California's so called 'cult' wines – made in tiny quantities and offered at prices well above Bordeaux first growths – have plummeted in value at auction.

Wines like Screaming Eagle, Bryant Family and Harlan Estate typically sell for US$1,000 (€1,147) a bottle or more at auction, but now they’re fetching considerably less, sometimes half their expected price tag.

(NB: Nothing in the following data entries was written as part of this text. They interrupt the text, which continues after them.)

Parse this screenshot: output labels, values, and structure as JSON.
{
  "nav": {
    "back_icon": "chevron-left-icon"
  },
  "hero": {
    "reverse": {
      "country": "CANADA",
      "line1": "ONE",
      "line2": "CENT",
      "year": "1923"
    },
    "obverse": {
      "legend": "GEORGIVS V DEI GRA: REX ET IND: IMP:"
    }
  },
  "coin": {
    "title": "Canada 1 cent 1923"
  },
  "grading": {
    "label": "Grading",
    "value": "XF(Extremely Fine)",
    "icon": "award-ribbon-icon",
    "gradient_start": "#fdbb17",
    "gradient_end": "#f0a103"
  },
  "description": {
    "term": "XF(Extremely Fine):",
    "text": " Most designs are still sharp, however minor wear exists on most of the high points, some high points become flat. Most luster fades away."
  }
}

Richard Brierley, head of Christie’s North American sales, told decanter.com, ‘Prices have come down to about half the very high levels we were seeing about 18 months to two years ago.’

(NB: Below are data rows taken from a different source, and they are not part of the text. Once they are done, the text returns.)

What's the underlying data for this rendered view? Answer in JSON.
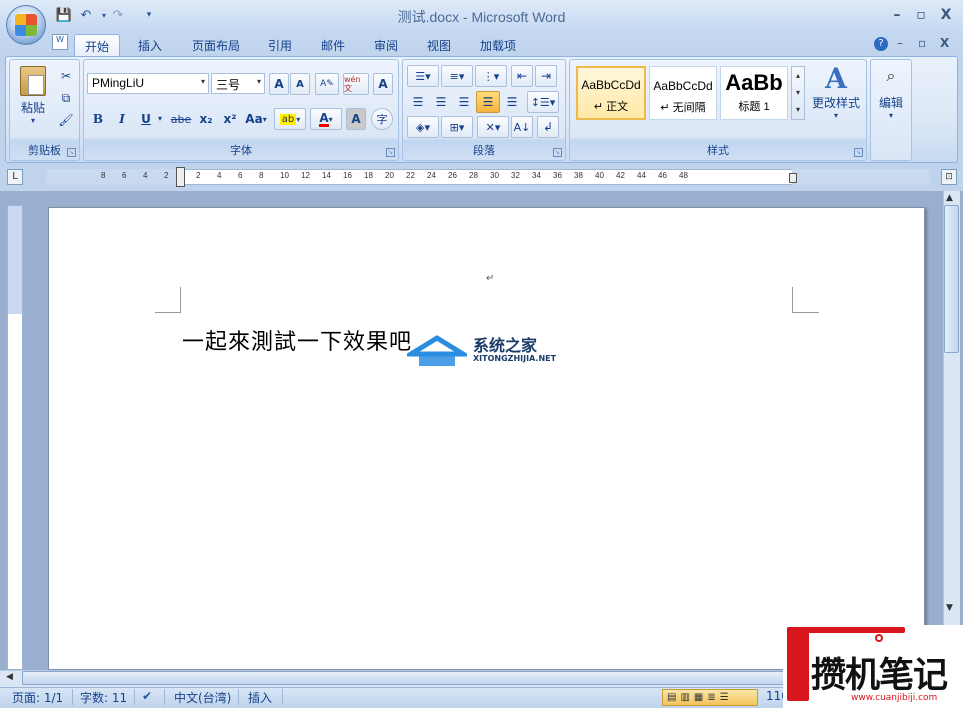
{
  "window": {
    "title": "测试.docx - Microsoft Word",
    "min_label": "–",
    "max_label": "▫",
    "close_label": "X"
  },
  "tabs": [
    "开始",
    "插入",
    "页面布局",
    "引用",
    "邮件",
    "审阅",
    "视图",
    "加载项"
  ],
  "clipboard": {
    "paste_label": "粘贴",
    "group_label": "剪贴板"
  },
  "font": {
    "name": "PMingLiU",
    "size": "三号",
    "group_label": "字体",
    "grow_label": "A",
    "shrink_label": "A",
    "wen_label": "wén 文",
    "bold": "B",
    "italic": "I",
    "underline": "U",
    "strike": "abe",
    "sub": "x₂",
    "sup": "x²",
    "case": "Aa",
    "font_color_label": "A",
    "char_shade_label": "A",
    "enclose_label": "字"
  },
  "paragraph": {
    "group_label": "段落"
  },
  "styles": {
    "group_label": "样式",
    "items": [
      {
        "preview": "AaBbCcDd",
        "name": "↵ 正文"
      },
      {
        "preview": "AaBbCcDd",
        "name": "↵ 无间隔"
      },
      {
        "preview": "AaBb",
        "name": "标题 1"
      }
    ],
    "change_label": "更改样式"
  },
  "editing": {
    "label": "编辑"
  },
  "ruler": {
    "top_numbers": [
      "8",
      "6",
      "4",
      "2",
      "2",
      "4",
      "6",
      "8",
      "10",
      "12",
      "14",
      "16",
      "18",
      "20",
      "22",
      "24",
      "26",
      "28",
      "30",
      "32",
      "34",
      "36",
      "38",
      "40",
      "42",
      "44",
      "46",
      "48"
    ]
  },
  "document": {
    "text": "一起來測試一下效果吧"
  },
  "status": {
    "page": "页面: 1/1",
    "words": "字数: 11",
    "language": "中文(台湾)",
    "insert": "插入",
    "zoom": "110"
  },
  "watermarks": {
    "site1_cn": "系统之家",
    "site1_en": "XITONGZHIJIA.NET",
    "site2_cn": "攒机笔记",
    "site2_en": "www.cuanjibiji.com"
  }
}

According to Nikos Antonakeas, managing director at Morrells auction house in Manhattan, the popularity of the cults is waning. ‘Their trophy value is not holding – the small number who wanted wines at that price have now filled their cellars and there’s no one left to buy,’ he said.

Slumping prices have been blamed partly on a poorly-reviewed Napa Cabernet vintage in 1998, and partly on the economic slowdown. Don Weaver, the director of Harlan at Oakville in the Napa Valley, believes his estate’s fall has been modest, but can’t comment on the auction market. ‘I think the price in general has slipped. The secondary market has such a life of its own – we see it as being out of our reach,’ he said.

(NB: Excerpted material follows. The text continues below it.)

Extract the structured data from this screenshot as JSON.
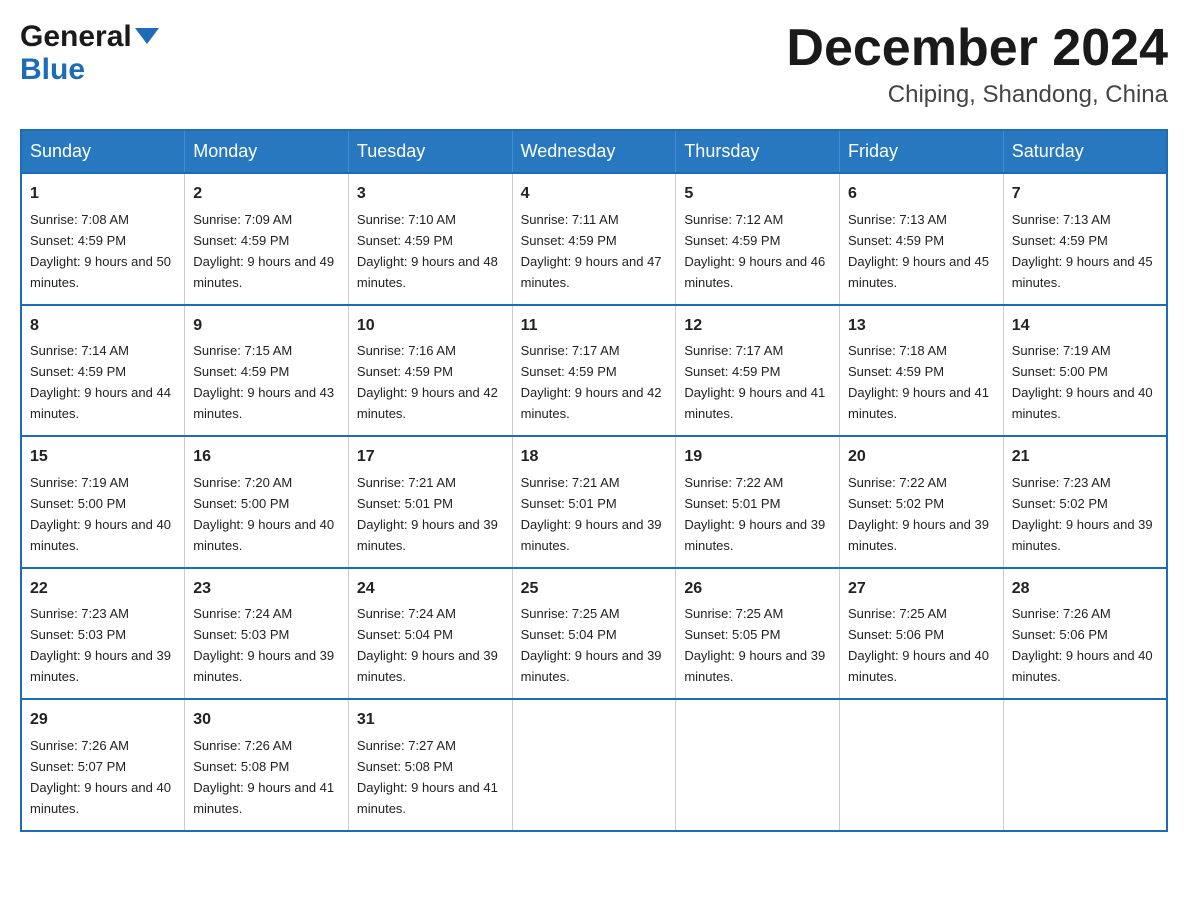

The cult wines – almost all Napa Valley Cabernets – have benefited from the enthusiastic support of critics such as Robert Parker and Michael Broadbent. But some commentators regard them as grossly overpriced. Last October the New York Times’ columnist Frank Prial called for a ‘reality check’.

Whether this is a general levelling of prices due to the economic slowdown or whether buyers are simply wary of overpriced Napa wines is a moot point. Brierley notes that Bordeaux has not suffered from the woes of the US economy at auction. ‘We’re still selling Pétrus for $1,000 a bottle,’ he said.

For his part, Antonakeas believes the prices that cults are now fetching are more realistic – and that they have not bottomed out yet. ‘I would speculate that they should go further down in price – I don’t see why a Californian wine should be any more expensive than a first release of Pétrus.’

Written by Patrick Matthews18 February 2002